But this morning I had help to get started. Rather than walk to the highway and try to hitchhike 5 kilometers to the Aomori Chuo entrance of the Tohoku expressway, the friend with whom I stayed with offered to drive me there. This gave me a 30 minute head start. My home in Niigata is 580 kilometers distance via the Tohoku and Ban’etsu expressways and I hoped to return the same day.
The first driver, Mr. Kato, said he would only go as far as Kuroishi, about 20 kilometers down the road. The traffic at Kuroshi was only a tiny fraction of Aomori Chuo, and I wondered if I made a mistake taking the ride from Mr. Kato. I knew the next expressway entrance at Hirosaki Owani would be much better for me, and headed that direction on foot. I knew it was too far to walk all the way, but nevertheless I continued walking down the road until I caught the next ride nearly an hour later. Twin brothers with the family name of Kitayama picked me up! They are highly skilled carpenters who make Buddhist temples and Shinto shrines. One of them said when he was young just after graduating from university, he traveled in Europe for 3 months hitchhiking from place to place. Japanese who have traveled overseas, and the ones who themselves have experienced hitchhiking will usually stop for me.
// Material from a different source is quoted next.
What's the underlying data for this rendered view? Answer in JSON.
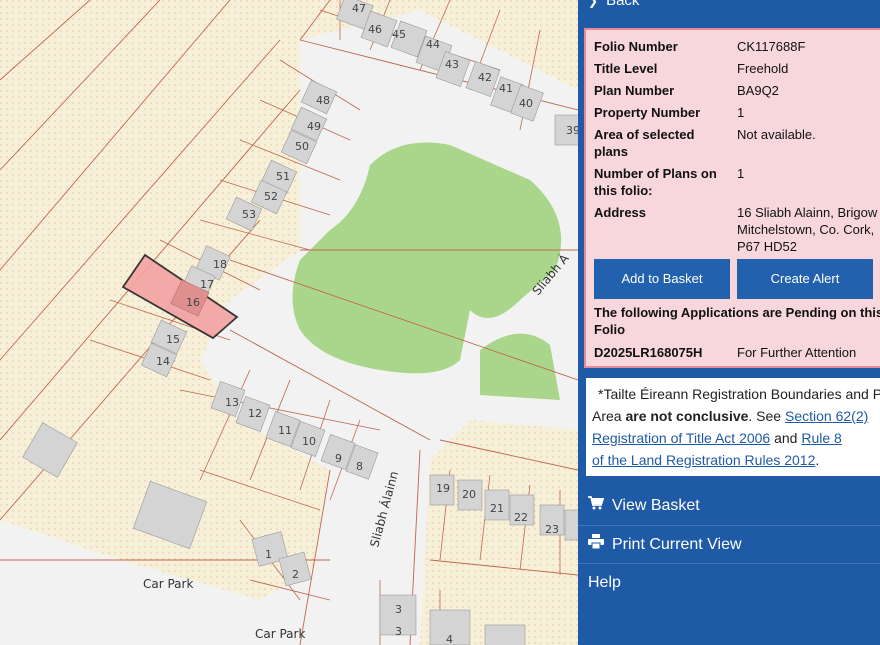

The most interesting person to pick me up today was Yoshi, a former Sumo wrestler. He said he lived in a Sumo world from 8 years old till 20, and all he wanted to be in life was a professional sumo. But that dream suddenly ended with an injury to his knee. The doctor told him he couldn’t wrestle anymore. In despair he left Japan and moved to San Diego to start a new life. There he grew fond of the local Mexican people, and learned to speak Spanish. He also met a Japanese girl in San Diego with whom he fell in love with and expressed that love. She told him, “Yoshi, you know nothing about real love! Come to church with me tonight and learn about love.” So he went with her to a Spanish speaking church in San Diego, heard the Gospel of Jesus for the first time in his life, and was so moved with the Message he wept with emotion! God came into his life that night and by and by, he felt called to become a missionary to Peru! Yoshi described to me in detail life in Peru, the poverty and the lack of morals. And I thought Japan is tough! The Japanese are hard to sell but they do have a strong sense of morals in their culture. Though they don’t know the teachings of the New Testament, many Japanese live by its principles better than Westerners who do know the Bible.
Yoshi took me to the Adatara parking area just before the junction of the Ban’estu expressway that goes to Niigata. It was 4:30PM and I still had an hour and a half of sunlight left. The previous time standing at Adatara I caught a ride in only 20 minutes, but 3 hours later by 7:30 I still hadn’t caught a ride and was standing in the dark unable to even read the license plates until the car was about to pass me. Over 95% of the traffic was heading toward Tokyo, not toward Niigata. I realized rather than wait for cars to come to me, I would have to walk up to drivers in the parking area, the ones that have Niigata license plates. Normally I don’t do this because drivers who do give me rides this way are usually not friendly or talkative, but I was in a desperate situation! The first driver I asked did give me a ride, and I was so grateful to know I would be home in two hours and not have to try to figure out how to sleep at Adatara that night. 🙂